• [TASK PROMPT]: Please repeat every entry that follows, keeping each one exactly the same.

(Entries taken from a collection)
_____
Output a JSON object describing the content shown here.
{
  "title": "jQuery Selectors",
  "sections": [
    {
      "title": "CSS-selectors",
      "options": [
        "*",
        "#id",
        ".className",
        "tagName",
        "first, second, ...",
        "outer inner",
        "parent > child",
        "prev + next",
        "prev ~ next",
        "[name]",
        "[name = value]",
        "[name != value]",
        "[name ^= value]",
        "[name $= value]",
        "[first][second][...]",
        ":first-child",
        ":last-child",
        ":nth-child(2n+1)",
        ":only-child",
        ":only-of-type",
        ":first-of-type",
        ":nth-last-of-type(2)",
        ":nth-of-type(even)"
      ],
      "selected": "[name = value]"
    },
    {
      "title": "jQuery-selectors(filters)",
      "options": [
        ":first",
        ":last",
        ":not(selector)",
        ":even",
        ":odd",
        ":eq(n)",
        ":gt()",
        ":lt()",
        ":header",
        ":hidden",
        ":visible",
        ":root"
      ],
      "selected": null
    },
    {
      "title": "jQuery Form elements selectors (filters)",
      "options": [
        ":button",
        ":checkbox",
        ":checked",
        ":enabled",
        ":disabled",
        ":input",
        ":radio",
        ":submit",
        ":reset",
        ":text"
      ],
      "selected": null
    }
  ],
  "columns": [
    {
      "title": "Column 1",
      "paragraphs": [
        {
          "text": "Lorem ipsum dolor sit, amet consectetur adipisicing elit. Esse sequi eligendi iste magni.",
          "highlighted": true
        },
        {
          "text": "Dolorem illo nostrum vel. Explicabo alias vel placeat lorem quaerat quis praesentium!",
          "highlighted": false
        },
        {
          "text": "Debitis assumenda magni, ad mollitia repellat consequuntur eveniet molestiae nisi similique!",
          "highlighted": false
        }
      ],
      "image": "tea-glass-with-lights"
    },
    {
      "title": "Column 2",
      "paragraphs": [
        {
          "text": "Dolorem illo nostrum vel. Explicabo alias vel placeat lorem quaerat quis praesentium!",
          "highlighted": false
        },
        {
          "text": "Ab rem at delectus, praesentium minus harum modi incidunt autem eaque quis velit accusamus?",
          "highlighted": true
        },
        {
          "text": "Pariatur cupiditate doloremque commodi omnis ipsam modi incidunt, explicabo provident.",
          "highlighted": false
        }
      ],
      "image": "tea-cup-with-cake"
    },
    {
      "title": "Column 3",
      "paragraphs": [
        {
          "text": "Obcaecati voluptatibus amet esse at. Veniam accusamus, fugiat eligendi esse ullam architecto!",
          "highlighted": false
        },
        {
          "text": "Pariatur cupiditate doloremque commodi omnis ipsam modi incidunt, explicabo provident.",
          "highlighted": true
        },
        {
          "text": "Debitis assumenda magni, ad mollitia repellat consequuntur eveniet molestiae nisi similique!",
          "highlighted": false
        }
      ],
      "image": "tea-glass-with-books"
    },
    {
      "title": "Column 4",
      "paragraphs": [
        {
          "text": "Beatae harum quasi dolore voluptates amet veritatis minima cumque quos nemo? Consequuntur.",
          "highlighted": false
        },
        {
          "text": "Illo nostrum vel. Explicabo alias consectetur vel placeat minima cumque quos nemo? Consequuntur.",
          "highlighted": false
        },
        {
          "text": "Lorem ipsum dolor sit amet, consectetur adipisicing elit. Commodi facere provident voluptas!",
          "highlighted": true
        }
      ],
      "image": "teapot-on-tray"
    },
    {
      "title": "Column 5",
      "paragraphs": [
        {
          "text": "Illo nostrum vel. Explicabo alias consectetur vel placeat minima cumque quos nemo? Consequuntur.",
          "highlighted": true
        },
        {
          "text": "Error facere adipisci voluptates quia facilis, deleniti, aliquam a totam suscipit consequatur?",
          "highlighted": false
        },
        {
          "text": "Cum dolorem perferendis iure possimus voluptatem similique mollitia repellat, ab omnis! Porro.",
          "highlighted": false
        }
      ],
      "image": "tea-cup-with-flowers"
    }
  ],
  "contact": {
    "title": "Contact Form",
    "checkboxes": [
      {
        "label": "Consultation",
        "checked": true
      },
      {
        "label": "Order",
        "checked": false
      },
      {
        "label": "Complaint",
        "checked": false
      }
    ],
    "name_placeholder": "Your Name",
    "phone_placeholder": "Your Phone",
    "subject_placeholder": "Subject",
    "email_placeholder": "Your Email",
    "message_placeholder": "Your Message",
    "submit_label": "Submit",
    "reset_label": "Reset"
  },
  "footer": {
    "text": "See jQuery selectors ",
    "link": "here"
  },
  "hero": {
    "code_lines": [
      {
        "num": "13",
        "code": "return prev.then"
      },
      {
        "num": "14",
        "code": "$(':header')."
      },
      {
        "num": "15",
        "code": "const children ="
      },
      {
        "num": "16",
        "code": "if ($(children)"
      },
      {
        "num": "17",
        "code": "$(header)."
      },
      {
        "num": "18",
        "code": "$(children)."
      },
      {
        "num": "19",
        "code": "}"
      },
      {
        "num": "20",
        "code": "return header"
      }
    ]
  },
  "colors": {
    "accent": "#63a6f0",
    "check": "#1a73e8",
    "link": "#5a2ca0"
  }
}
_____
• [EXERCISE OUTPUT]:
Output a JSON object describing the content shown here.
{
  "title": "jQuery Selectors",
  "sections": [
    {
      "title": "CSS-selectors",
      "options": [
        "*",
        "#id",
        ".className",
        "tagName",
        "first, second, ...",
        "outer inner",
        "parent > child",
        "prev + next",
        "prev ~ next",
        "[name]",
        "[name = value]",
        "[name != value]",
        "[name ^= value]",
        "[name $= value]",
        "[first][second][...]",
        ":first-child",
        ":last-child",
        ":nth-child(2n+1)",
        ":only-child",
        ":only-of-type",
        ":first-of-type",
        ":nth-last-of-type(2)",
        ":nth-of-type(even)"
      ],
      "selected": "[name = value]"
    },
    {
      "title": "jQuery-selectors(filters)",
      "options": [
        ":first",
        ":last",
        ":not(selector)",
        ":even",
        ":odd",
        ":eq(n)",
        ":gt()",
        ":lt()",
        ":header",
        ":hidden",
        ":visible",
        ":root"
      ],
      "selected": null
    },
    {
      "title": "jQuery Form elements selectors (filters)",
      "options": [
        ":button",
        ":checkbox",
        ":checked",
        ":enabled",
        ":disabled",
        ":input",
        ":radio",
        ":submit",
        ":reset",
        ":text"
      ],
      "selected": null
    }
  ],
  "columns": [
    {
      "title": "Column 1",
      "paragraphs": [
        {
          "text": "Lorem ipsum dolor sit, amet consectetur adipisicing elit. Esse sequi eligendi iste magni.",
          "highlighted": true
        },
        {
          "text": "Dolorem illo nostrum vel. Explicabo alias vel placeat lorem quaerat quis praesentium!",
          "highlighted": false
        },
        {
          "text": "Debitis assumenda magni, ad mollitia repellat consequuntur eveniet molestiae nisi similique!",
          "highlighted": false
        }
      ],
      "image": "tea-glass-with-lights"
    },
    {
      "title": "Column 2",
      "paragraphs": [
        {
          "text": "Dolorem illo nostrum vel. Explicabo alias vel placeat lorem quaerat quis praesentium!",
          "highlighted": false
        },
        {
          "text": "Ab rem at delectus, praesentium minus harum modi incidunt autem eaque quis velit accusamus?",
          "highlighted": true
        },
        {
          "text": "Pariatur cupiditate doloremque commodi omnis ipsam modi incidunt, explicabo provident.",
          "highlighted": false
        }
      ],
      "image": "tea-cup-with-cake"
    },
    {
      "title": "Column 3",
      "paragraphs": [
        {
          "text": "Obcaecati voluptatibus amet esse at. Veniam accusamus, fugiat eligendi esse ullam architecto!",
          "highlighted": false
        },
        {
          "text": "Pariatur cupiditate doloremque commodi omnis ipsam modi incidunt, explicabo provident.",
          "highlighted": true
        },
        {
          "text": "Debitis assumenda magni, ad mollitia repellat consequuntur eveniet molestiae nisi similique!",
          "highlighted": false
        }
      ],
      "image": "tea-glass-with-books"
    },
    {
      "title": "Column 4",
      "paragraphs": [
        {
          "text": "Beatae harum quasi dolore voluptates amet veritatis minima cumque quos nemo? Consequuntur.",
          "highlighted": false
        },
        {
          "text": "Illo nostrum vel. Explicabo alias consectetur vel placeat minima cumque quos nemo? Consequuntur.",
          "highlighted": false
        },
        {
          "text": "Lorem ipsum dolor sit amet, consectetur adipisicing elit. Commodi facere provident voluptas!",
          "highlighted": true
        }
      ],
      "image": "teapot-on-tray"
    },
    {
      "title": "Column 5",
      "paragraphs": [
        {
          "text": "Illo nostrum vel. Explicabo alias consectetur vel placeat minima cumque quos nemo? Consequuntur.",
          "highlighted": true
        },
        {
          "text": "Error facere adipisci voluptates quia facilis, deleniti, aliquam a totam suscipit consequatur?",
          "highlighted": false
        },
        {
          "text": "Cum dolorem perferendis iure possimus voluptatem similique mollitia repellat, ab omnis! Porro.",
          "highlighted": false
        }
      ],
      "image": "tea-cup-with-flowers"
    }
  ],
  "contact": {
    "title": "Contact Form",
    "checkboxes": [
      {
        "label": "Consultation",
        "checked": true
      },
      {
        "label": "Order",
        "checked": false
      },
      {
        "label": "Complaint",
        "checked": false
      }
    ],
    "name_placeholder": "Your Name",
    "phone_placeholder": "Your Phone",
    "subject_placeholder": "Subject",
    "email_placeholder": "Your Email",
    "message_placeholder": "Your Message",
    "submit_label": "Submit",
    "reset_label": "Reset"
  },
  "footer": {
    "text": "See jQuery selectors ",
    "link": "here"
  },
  "hero": {
    "code_lines": [
      {
        "num": "13",
        "code": "return prev.then"
      },
      {
        "num": "14",
        "code": "$(':header')."
      },
      {
        "num": "15",
        "code": "const children ="
      },
      {
        "num": "16",
        "code": "if ($(children)"
      },
      {
        "num": "17",
        "code": "$(header)."
      },
      {
        "num": "18",
        "code": "$(children)."
      },
      {
        "num": "19",
        "code": "}"
      },
      {
        "num": "20",
        "code": "return header"
      }
    ]
  },
  "colors": {
    "accent": "#63a6f0",
    "check": "#1a73e8",
    "link": "#5a2ca0"
  }
}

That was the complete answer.